The Penguins got major contributions from Satan, who fell into such disfavour in March that he was sent to the minors, and Boucher, a defenceman who sat out 30 games during the second half of the season following foot surgery.
“We like to believe we’re deep – whoever we dress, we’ve got some good players that are not playing right now and everybody can come in and help out. It’s good that we both did it,” said Boucher, who played four of the Penguins’ first 13 playoff games.
Boucher, in uniform only because Sergei Gonchar’s sore right knee led coach Dan Bylsma to dress seven defencemen, scored what proved to be the decisive goal on a power play at 11:33 of the third, a shot from the left circle that trickled across the goal line.
“He’s been ready, he stayed ready and worked hard,” Bylsma said. “He didn’t get a lot of minutes (8 1/2), but when he did he cashed in.”
Boucher’s goal was his first in the playoffs since April 12, 2004, and proved significant when Joe Corvo scored on a power play with 1:26 remaining for Carolina, which has dropped Game 1 in each of its three playoff series. Eric Staal missed a chance from in close that would have tied it during the final minute.
“It looked like Staal had the whole net, but that’s indicative of the way Fleury played all night,” defenceman Brooks Orpik said.
Fleury didn’t make as many tough saves as Carolina’s Cam Ward, who turned aside 28 shots, but he kept the Hurricanes from getting any offensive flow going in a game when many of their best scoring chances came in the opening and closing minutes. Fleury made 23 saves.
“Fleury came up with some timely saves early to settle them down and give them the opportunity to get going, and once they get going they’re a very quick team,” Ward said.

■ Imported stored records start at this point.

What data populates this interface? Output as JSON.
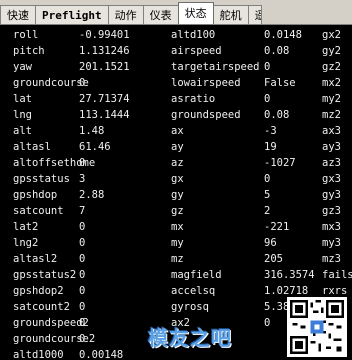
{
  "tabs": [
    {
      "label": "快速",
      "name": "tab-quick",
      "mono": false,
      "active": false
    },
    {
      "label": "Preflight",
      "name": "tab-preflight",
      "mono": true,
      "active": false
    },
    {
      "label": "动作",
      "name": "tab-actions",
      "mono": false,
      "active": false
    },
    {
      "label": "仪表",
      "name": "tab-gauges",
      "mono": false,
      "active": false
    },
    {
      "label": "状态",
      "name": "tab-status",
      "mono": false,
      "active": true
    },
    {
      "label": "舵机",
      "name": "tab-servo",
      "mono": false,
      "active": false
    },
    {
      "label": "遥",
      "name": "tab-telemetry",
      "mono": false,
      "active": false,
      "cut": true
    }
  ],
  "status_rows": [
    [
      "roll",
      "-0.99401",
      "altd100",
      "0.0148",
      "gx2"
    ],
    [
      "pitch",
      "1.131246",
      "airspeed",
      "0.08",
      "gy2"
    ],
    [
      "yaw",
      "201.1521",
      "targetairspeed",
      "0",
      "gz2"
    ],
    [
      "groundcourse",
      "0",
      "lowairspeed",
      "False",
      "mx2"
    ],
    [
      "lat",
      "27.71374",
      "asratio",
      "0",
      "my2"
    ],
    [
      "lng",
      "113.1444",
      "groundspeed",
      "0.08",
      "mz2"
    ],
    [
      "alt",
      "1.48",
      "ax",
      "-3",
      "ax3"
    ],
    [
      "altasl",
      "61.46",
      "ay",
      "19",
      "ay3"
    ],
    [
      "altoffsethome",
      "0",
      "az",
      "-1027",
      "az3"
    ],
    [
      "gpsstatus",
      "3",
      "gx",
      "0",
      "gx3"
    ],
    [
      "gpshdop",
      "2.88",
      "gy",
      "5",
      "gy3"
    ],
    [
      "satcount",
      "7",
      "gz",
      "2",
      "gz3"
    ],
    [
      "lat2",
      "0",
      "mx",
      "-221",
      "mx3"
    ],
    [
      "lng2",
      "0",
      "my",
      "96",
      "my3"
    ],
    [
      "altasl2",
      "0",
      "mz",
      "205",
      "mz3"
    ],
    [
      "gpsstatus2",
      "0",
      "magfield",
      "316.3574",
      "fails"
    ],
    [
      "gpshdop2",
      "0",
      "accelsq",
      "1.02718",
      "rxrs"
    ],
    [
      "satcount2",
      "0",
      "gyrosq",
      "5.385165",
      ""
    ],
    [
      "groundspeed2",
      "0",
      "ax2",
      "0",
      ""
    ],
    [
      "groundcourse2",
      "0",
      "",
      "",
      ""
    ],
    [
      "altd1000",
      "0.00148",
      "",
      "",
      ""
    ]
  ],
  "watermark": {
    "text": "模友之吧"
  },
  "colors": {
    "background": "#000000",
    "text": "#f0f0f0",
    "tabbar": "#d4d0c8"
  }
}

The Hurricanes were better than they were in losing Game 1 to New Jersey and Boston, each time 4-1, but played from behind after Satan came out of the penalty box and scored at 9:17 on a breakaway created by Matt Cooke’s up-ice pass.
“It’s a move I’ve probably used for 25 years,” said the 34-year-old Satan, who shifted from his forehand to his backhand before tucking a shot inside the near post.
Cooke had no idea Satan was coming out of the box.
“As soon as I got the puck on my stick, I just tried to get it out to the neutral zone so I could get a (line) change,” Cooke said.
Instead, he helped change the game.
Malkin made it 2-0 at 10:41 on another backhander, to Ward’s stick side, after Boucher found him with a pass to the slot.
“I thought our game was there, and Fleury made some huge saves in the first period,” said Staal, who is competing against Pittsburgh’s Jordan Staal in the first brother versus brother matchup in the conference finals in 35 years. “We’ve just got to be better, tighten up and not have breakdowns early.”
While the Hurricanes didn’t have an opening-game letdown after a challenging and emotional seven-game, second-round series against top-seeded Boston, they again lacked goals. That’s been an ongoing problem for a team that came in averaging 2.36 goals per game, far less than Pittsburgh’s 3.46 average.
The Hurricanes didn’t score until Chad LaRose’s goal off Erik Cole’s drop pass at 13:04 of the second, and then got only one shot in the first 10 minutes of the third.
Notes: Gonchar played more than 21 minutes although he has had little practice time since a hit by Washington’s Alex Ovechkin injured his knee in Game 4 of the second round. … Pittsburgh scored on the power play for the seventh consecutive game. … Carolina lost RW Tuomo Ruutu (first period) and Cole (third) to unspecified injuries. Hurricanes coach Paul Maurice wouldn’t speculate if they would play Thursday.